The report mentioned that women have similar aspirations as men, to the highest levels including that of CEO.
"Despite this very promising start, a gender gap soon results in women earning less and receiving fewer opportunities that lead to advancement, conditions that contribute to fewer women in critical senior-level positions and a pay gap between women and men that expands over time," said the report.
Catalyst's report, High Potentials Under High Pressure in India’s Technology Sector, studied India’s technology sector and is part of the organisation's study of MBA graduates from top business schools around the world.
While the overall global study shows that women MBAs start at lower positions and lower pay (US$4600 less on average) than their male counterparts, India Inc.’s high-potential women and men in technology start out on an equal footing when it comes to job level and pay. However, 12 years into their careers, women lag behind men by approximately Rs 3.8 lakh or US$6000 in terms of pay.
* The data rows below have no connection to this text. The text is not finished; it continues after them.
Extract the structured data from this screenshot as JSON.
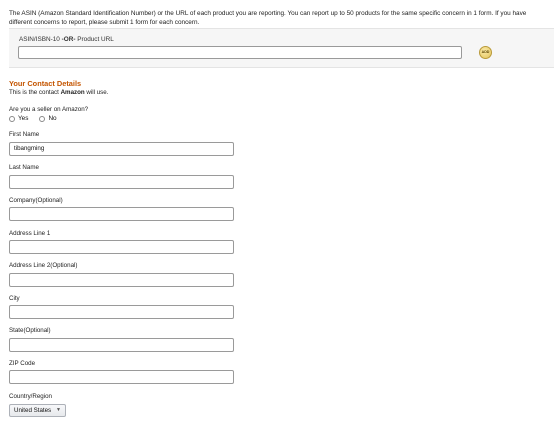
{
  "intro_text": "The ASIN (Amazon Standard Identification Number) or the URL of each product you are reporting. You can report up to 50 products for the same specific concern in 1 form. If you have different concerns to report, please submit 1 form for each concern.",
  "asin": {
    "label_prefix": "ASIN/ISBN-10 ",
    "label_or": "-OR-",
    "label_suffix": " Product URL",
    "value": "",
    "add_button": "ADD"
  },
  "contact": {
    "heading": "Your Contact Details",
    "sub_prefix": "This is the contact ",
    "sub_brand": "Amazon",
    "sub_suffix": " will use.",
    "seller_question": "Are you a seller on Amazon?",
    "seller_options": [
      "Yes",
      "No"
    ]
  },
  "fields": {
    "first_name": {
      "label": "First Name",
      "value": "tibangming"
    },
    "last_name": {
      "label": "Last Name",
      "value": ""
    },
    "company": {
      "label": "Company(Optional)",
      "value": ""
    },
    "address1": {
      "label": "Address Line 1",
      "value": ""
    },
    "address2": {
      "label": "Address Line 2(Optional)",
      "value": ""
    },
    "city": {
      "label": "City",
      "value": ""
    },
    "state": {
      "label": "State(Optional)",
      "value": ""
    },
    "zip": {
      "label": "ZIP Code",
      "value": ""
    },
    "country": {
      "label": "Country/Region",
      "value": "United States"
    }
  }
}
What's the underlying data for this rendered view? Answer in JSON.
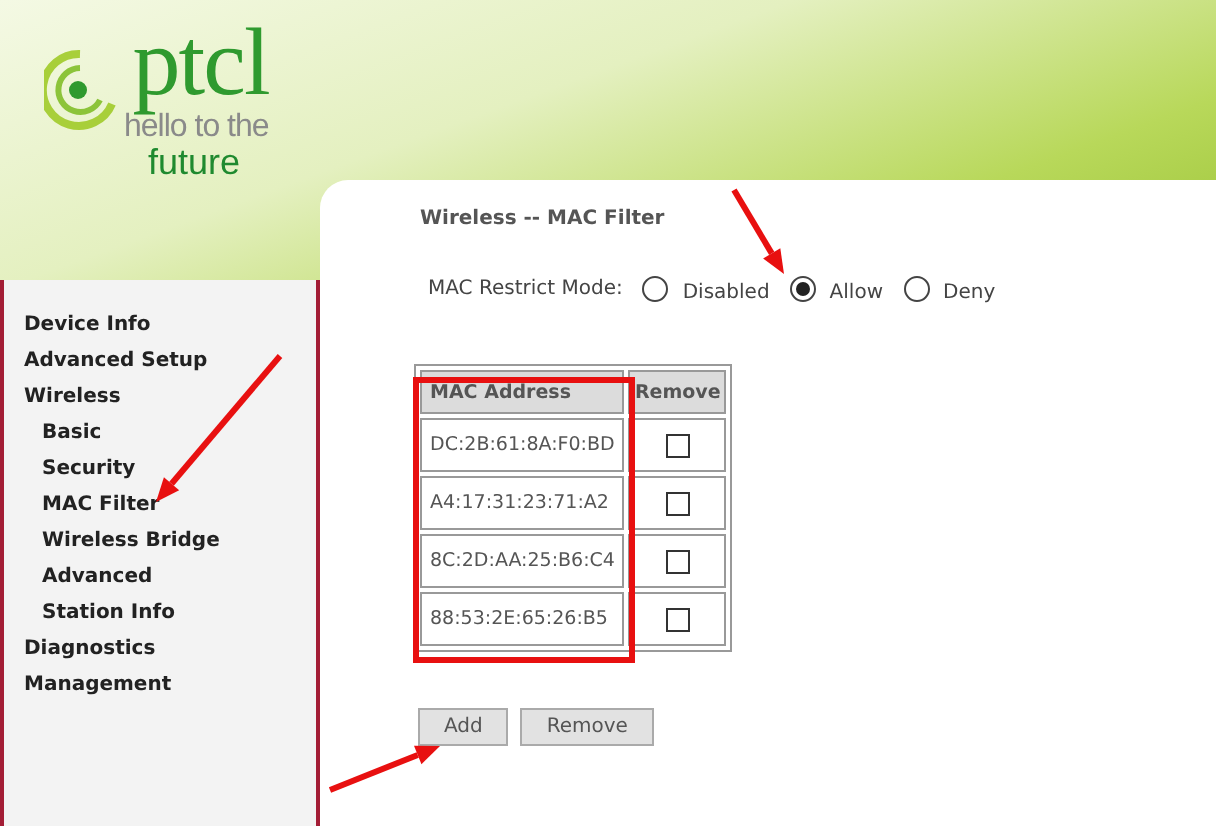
{
  "logo": {
    "brand": "ptcl",
    "tagline": "hello to the",
    "tagline_2": "future"
  },
  "sidebar": {
    "items": [
      {
        "label": "Device Info"
      },
      {
        "label": "Advanced Setup"
      },
      {
        "label": "Wireless",
        "children": [
          {
            "label": "Basic"
          },
          {
            "label": "Security"
          },
          {
            "label": "MAC Filter"
          },
          {
            "label": "Wireless Bridge"
          },
          {
            "label": "Advanced"
          },
          {
            "label": "Station Info"
          }
        ]
      },
      {
        "label": "Diagnostics"
      },
      {
        "label": "Management"
      }
    ]
  },
  "page": {
    "title": "Wireless -- MAC Filter",
    "restrict_mode": {
      "label": "MAC Restrict Mode:",
      "options": [
        {
          "label": "Disabled",
          "selected": false
        },
        {
          "label": "Allow",
          "selected": true
        },
        {
          "label": "Deny",
          "selected": false
        }
      ]
    },
    "table": {
      "columns": [
        "MAC Address",
        "Remove"
      ],
      "rows": [
        {
          "mac": "DC:2B:61:8A:F0:BD",
          "remove_checked": false
        },
        {
          "mac": "A4:17:31:23:71:A2",
          "remove_checked": false
        },
        {
          "mac": "8C:2D:AA:25:B6:C4",
          "remove_checked": false
        },
        {
          "mac": "88:53:2E:65:26:B5",
          "remove_checked": false
        }
      ]
    },
    "buttons": [
      "Add",
      "Remove"
    ]
  }
}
It suggested that women earn less, receive fewer developmental opportunities that lead to advancement, and bear more responsibility at home compared to men. These leads to a lack of female talent in critical senior level positions in India’s technology sector.
“In India’s growing economy, with high job mobility and the corresponding high demand for talent, organisations must do everything they can to attract and retain women—who, the study shows, are amongst their most committed employees,” said Shachi Irde, Executive Director, Catalyst India WRC.
-While almost three-quarters of the high potentials with young children (74%) aspired to senior executive/CEO levels, a significantly higher proportion (88%) of high potentials with older or no children aspired to the top.
-About 42% of women with young children aspired to the top, showing that the aspiration gap is not a simple gender gap, but is more complex and driven by gender role norms.
-Men change jobs more often: At the time of the survey, just 21% of the men were still at the same company where they had started their careers, compared to 36% of the women. The main reason that high-potential women and men left their first job was to get ahead in their career (64%) or for higher compensation (50%).
Women receive fewer on-the-job experiences that matter for pay/advancement such as mission-critical “line” jobs and long-duration international relocations. For example, as many as 57% of men relocated to work abroad for three or more years compared to just 18% of women.
-Of women with older children,80% said that they would be “happy to spend the rest of my career with this company,” while only 41% of the men said so.